So how does your music take shape?
Most of the time I sit at the keyboard with an idea or a song concept and start playing chords until a melody or lyric comes to my head. From there it’s usually a quick process where a song takes me about 15 minutes to get down.
Once you’ve done that how do you record the music?
I do my production in Logic X. I have two midi keyboards, one is an M-Audio and the other a Korg. I record vocals on a Rhode NT1A and layer it all up. I’ll often send a track to an engineer to mix and master and sometimes to alter some production. It’s good to get that second opinion on what you’re doing.
Who would you say are your influences Samuel? And what music inspires you?
I grew up listening to the music of the 80s, thanks to my Mum. She would put on her VHS tapes of bands like Duran Duran and Billy Idol and I would sit and watch them with her. I loved the synths, the flamboyance that these acts had, it was inspiring.
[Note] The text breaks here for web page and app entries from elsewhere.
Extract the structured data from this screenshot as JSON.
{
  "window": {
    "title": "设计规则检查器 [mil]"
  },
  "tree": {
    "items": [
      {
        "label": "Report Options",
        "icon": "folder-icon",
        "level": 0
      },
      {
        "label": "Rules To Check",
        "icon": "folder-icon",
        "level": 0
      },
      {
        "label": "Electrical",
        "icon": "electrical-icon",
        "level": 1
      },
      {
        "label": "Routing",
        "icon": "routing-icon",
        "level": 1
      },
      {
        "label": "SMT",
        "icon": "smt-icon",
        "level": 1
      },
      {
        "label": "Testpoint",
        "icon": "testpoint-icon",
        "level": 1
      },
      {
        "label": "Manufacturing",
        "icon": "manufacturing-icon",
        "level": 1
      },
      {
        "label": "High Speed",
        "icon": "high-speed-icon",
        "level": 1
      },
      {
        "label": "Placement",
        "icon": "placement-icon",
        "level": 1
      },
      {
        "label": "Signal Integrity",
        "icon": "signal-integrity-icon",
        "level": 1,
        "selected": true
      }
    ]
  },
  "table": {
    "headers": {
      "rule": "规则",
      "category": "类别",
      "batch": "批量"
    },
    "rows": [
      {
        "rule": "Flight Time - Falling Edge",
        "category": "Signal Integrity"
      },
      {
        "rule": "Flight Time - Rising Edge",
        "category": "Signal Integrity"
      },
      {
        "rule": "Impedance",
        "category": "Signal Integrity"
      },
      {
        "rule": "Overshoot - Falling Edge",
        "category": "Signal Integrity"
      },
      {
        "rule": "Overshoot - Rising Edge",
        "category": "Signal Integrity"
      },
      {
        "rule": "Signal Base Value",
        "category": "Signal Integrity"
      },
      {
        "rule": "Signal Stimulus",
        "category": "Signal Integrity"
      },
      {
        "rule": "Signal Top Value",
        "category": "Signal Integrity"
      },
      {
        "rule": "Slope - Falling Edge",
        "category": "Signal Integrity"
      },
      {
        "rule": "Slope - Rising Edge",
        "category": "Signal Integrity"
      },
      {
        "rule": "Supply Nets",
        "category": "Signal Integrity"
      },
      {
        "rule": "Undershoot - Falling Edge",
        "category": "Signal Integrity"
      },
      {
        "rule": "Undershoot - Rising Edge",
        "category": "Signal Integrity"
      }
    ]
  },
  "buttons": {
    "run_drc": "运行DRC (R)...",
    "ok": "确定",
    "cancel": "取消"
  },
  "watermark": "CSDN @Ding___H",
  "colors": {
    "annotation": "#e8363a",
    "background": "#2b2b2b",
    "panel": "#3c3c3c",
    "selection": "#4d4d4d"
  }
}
I adore The Pet Shop Boys, Adam and The Ants, Robyn, Lana Del Rey and Lil Peep. I think I knew all the words to Prince Charming before I knew my 8 times table. I later went on to get my one and only tattoo in Nashville and it was the lyrics from that song – ‘Ridicule is nothing to be scared of!’
So is the performance side of an act important do you think?
Absolutely. I’m not just a songwriter, singer or producer – I’m an entertainer. My job is to entertain. Every time I get on a stage to perform I’m thinking about how I want to present my songs to the audience, what mood I want to convey and what character I want to show on stage. My idols are people like Madonna who know how to package and brand themselves through artistic and sometimes provocative performances. Or Kate Bush who would use beautiful dance and avant-garde outfits to add another layer to the songs she was singing.
So what do you think of the music industry at this time?
I feel like branding is more important than ever now, that can be a good and a bad thing. Streaming has demolished iTunes and there’s big money to be made playing live. I get overwhelmed when I think about “the music industry” because I feel so far from being involved in it, but at the same time I’m releasing music so I guess I am actually a part of it but on a small scale.
Tell me what you’ve got planned for the future?
I will be performing at Synthetic City Live and I’m really excited to get back to London and perform my music. After that I will be in Brighton performing at The Brunswick. I’m so looking forward to those venues because they carry a lot of clout and prestige. I write music to perform so to be able to bring my songs to life at such wonderful venues is a real honour.
I’m also focusing on shooting some music videos for my EP “Samuel”. I’m so happy with the response I have had from it so I have chosen the tracks that the people listening like the most to do videos for. I have started writing for my next EP, but I’m taking my time to get it just right.
Photos by Liberty Anne